Your instructions —
Report back every line below that carries the word "folder".

☆ ☆ ☆ ☆ ☆ ☆ ☆

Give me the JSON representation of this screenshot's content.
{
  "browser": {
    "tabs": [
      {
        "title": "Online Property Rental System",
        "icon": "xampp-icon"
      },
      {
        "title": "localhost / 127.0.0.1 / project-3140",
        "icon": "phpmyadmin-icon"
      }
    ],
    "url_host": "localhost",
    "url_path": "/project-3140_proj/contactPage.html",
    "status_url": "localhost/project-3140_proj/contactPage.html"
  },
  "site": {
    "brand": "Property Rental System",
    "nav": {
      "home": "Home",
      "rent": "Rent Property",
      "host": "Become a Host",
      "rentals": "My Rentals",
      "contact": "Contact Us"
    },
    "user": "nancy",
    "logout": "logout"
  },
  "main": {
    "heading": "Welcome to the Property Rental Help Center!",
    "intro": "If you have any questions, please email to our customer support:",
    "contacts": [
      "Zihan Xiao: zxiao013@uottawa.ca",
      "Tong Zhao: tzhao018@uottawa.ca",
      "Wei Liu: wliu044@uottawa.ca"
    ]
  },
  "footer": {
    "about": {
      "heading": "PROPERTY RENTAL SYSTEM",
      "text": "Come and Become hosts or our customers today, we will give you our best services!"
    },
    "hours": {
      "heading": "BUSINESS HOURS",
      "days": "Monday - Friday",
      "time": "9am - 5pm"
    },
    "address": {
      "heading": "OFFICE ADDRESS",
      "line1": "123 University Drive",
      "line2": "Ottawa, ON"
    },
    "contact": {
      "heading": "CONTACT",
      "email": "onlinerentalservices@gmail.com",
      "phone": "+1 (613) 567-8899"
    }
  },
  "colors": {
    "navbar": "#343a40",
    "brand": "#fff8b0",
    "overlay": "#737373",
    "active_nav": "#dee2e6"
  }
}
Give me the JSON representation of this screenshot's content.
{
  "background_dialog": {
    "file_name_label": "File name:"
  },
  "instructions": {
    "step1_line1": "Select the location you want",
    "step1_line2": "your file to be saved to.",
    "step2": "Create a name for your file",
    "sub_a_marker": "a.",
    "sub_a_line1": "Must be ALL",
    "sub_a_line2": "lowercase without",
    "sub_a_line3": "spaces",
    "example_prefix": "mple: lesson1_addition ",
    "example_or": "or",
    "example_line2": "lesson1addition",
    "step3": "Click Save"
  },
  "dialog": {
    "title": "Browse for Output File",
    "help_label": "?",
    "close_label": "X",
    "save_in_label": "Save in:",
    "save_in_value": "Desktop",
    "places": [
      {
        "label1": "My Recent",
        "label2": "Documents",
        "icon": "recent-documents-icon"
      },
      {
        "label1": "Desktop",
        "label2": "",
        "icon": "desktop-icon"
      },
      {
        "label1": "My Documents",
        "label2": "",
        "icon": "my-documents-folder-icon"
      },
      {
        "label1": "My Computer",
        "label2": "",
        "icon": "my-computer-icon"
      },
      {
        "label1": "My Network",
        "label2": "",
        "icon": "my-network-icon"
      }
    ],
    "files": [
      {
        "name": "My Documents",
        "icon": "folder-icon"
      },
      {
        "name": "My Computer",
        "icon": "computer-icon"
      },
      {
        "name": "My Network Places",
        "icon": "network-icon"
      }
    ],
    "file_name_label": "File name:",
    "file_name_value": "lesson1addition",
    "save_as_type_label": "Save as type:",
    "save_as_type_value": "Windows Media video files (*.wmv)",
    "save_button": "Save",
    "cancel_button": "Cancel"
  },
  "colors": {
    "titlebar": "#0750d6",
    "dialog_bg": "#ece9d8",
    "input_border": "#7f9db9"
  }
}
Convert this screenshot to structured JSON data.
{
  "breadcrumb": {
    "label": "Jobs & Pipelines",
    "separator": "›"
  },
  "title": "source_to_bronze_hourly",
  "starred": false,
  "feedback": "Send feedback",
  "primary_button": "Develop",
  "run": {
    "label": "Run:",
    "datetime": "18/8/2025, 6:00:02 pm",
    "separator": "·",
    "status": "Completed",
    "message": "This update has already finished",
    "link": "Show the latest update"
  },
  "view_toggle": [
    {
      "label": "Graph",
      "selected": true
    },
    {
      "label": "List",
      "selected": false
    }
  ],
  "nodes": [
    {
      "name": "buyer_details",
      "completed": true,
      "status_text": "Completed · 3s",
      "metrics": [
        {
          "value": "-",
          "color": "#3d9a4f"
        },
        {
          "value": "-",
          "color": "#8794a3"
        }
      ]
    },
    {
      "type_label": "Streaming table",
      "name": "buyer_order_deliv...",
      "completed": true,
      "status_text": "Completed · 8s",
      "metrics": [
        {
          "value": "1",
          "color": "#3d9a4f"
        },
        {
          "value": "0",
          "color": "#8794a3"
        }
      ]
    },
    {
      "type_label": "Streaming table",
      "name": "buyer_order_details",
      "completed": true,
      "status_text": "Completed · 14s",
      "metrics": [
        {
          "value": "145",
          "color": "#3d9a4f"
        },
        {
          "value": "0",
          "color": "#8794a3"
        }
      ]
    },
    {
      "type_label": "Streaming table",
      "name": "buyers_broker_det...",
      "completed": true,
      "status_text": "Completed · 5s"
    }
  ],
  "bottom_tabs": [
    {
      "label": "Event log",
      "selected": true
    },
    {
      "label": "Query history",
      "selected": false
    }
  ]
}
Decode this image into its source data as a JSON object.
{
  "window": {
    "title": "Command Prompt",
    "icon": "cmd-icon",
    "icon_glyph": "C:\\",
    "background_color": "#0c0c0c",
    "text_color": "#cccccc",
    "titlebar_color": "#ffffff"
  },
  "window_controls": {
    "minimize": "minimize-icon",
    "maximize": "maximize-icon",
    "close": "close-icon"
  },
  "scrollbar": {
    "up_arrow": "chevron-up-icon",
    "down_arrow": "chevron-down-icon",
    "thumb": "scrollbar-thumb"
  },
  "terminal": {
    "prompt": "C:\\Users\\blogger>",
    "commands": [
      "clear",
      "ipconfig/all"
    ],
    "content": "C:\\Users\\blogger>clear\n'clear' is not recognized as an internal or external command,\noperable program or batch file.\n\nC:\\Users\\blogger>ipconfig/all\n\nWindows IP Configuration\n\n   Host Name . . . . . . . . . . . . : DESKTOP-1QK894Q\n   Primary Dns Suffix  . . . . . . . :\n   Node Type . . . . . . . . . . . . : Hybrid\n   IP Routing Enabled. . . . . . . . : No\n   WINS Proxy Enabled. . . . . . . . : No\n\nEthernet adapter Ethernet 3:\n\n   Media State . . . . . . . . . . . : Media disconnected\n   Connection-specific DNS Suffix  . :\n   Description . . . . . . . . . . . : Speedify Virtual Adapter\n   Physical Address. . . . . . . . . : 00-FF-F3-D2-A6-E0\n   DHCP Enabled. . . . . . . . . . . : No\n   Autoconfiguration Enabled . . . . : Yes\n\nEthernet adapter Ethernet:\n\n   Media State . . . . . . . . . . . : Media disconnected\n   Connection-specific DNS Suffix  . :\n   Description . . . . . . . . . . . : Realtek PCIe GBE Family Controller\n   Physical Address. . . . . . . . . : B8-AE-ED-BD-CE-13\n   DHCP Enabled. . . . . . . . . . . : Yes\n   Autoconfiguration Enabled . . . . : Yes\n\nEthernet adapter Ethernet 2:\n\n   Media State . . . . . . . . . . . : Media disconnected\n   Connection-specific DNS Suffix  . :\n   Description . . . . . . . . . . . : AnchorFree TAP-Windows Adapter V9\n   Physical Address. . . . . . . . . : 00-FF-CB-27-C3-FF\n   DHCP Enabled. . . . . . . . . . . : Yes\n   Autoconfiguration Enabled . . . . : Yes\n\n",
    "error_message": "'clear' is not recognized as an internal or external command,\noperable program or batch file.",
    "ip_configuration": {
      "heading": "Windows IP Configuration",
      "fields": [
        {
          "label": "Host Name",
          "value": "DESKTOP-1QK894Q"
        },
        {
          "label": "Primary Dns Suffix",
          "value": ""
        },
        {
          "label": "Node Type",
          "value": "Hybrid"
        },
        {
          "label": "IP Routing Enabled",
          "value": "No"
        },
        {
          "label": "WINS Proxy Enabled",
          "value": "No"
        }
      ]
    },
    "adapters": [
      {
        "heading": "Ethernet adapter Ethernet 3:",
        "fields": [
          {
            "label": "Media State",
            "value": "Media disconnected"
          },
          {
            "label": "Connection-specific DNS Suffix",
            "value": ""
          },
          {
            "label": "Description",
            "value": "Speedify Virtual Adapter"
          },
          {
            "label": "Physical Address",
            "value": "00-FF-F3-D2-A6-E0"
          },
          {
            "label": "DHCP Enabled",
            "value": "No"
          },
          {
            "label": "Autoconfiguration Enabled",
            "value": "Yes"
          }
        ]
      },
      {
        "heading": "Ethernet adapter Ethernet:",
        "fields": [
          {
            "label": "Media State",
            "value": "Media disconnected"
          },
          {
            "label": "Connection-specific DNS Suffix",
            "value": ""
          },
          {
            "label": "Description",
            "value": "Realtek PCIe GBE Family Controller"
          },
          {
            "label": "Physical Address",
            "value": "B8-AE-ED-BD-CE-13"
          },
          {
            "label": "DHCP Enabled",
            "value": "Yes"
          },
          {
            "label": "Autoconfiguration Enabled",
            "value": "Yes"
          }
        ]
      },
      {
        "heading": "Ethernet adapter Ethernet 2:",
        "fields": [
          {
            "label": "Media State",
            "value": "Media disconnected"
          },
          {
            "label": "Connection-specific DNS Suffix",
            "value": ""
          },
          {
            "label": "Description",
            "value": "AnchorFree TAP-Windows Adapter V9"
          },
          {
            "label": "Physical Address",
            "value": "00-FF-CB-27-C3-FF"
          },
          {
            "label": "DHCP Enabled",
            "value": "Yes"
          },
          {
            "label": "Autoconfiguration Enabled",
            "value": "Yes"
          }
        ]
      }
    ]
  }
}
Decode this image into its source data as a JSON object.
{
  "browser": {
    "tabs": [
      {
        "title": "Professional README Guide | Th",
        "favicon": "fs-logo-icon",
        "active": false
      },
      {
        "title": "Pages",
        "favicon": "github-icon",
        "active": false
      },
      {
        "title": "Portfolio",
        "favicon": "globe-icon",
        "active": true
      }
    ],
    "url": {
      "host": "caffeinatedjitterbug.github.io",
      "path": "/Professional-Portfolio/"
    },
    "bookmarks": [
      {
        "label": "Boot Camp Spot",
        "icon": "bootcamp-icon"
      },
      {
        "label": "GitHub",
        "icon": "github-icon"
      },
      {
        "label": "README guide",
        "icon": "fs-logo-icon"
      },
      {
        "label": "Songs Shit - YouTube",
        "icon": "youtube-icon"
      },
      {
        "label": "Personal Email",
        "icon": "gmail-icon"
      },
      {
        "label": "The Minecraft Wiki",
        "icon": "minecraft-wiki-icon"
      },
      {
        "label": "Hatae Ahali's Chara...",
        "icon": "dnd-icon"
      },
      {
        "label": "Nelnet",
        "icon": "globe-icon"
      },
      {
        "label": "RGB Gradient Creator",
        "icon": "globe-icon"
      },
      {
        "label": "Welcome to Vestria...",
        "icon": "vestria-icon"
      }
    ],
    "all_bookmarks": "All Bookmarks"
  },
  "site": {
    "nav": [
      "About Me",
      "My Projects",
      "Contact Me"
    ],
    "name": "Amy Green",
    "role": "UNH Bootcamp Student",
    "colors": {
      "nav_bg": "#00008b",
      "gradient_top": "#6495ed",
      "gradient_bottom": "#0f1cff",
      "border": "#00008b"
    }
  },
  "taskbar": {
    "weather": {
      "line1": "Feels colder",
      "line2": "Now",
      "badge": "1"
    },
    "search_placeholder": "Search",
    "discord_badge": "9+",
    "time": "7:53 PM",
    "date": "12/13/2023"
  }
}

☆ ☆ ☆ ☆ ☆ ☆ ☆

Task solution —
        "icon": "my-documents-folder-icon"
        "icon": "folder-icon"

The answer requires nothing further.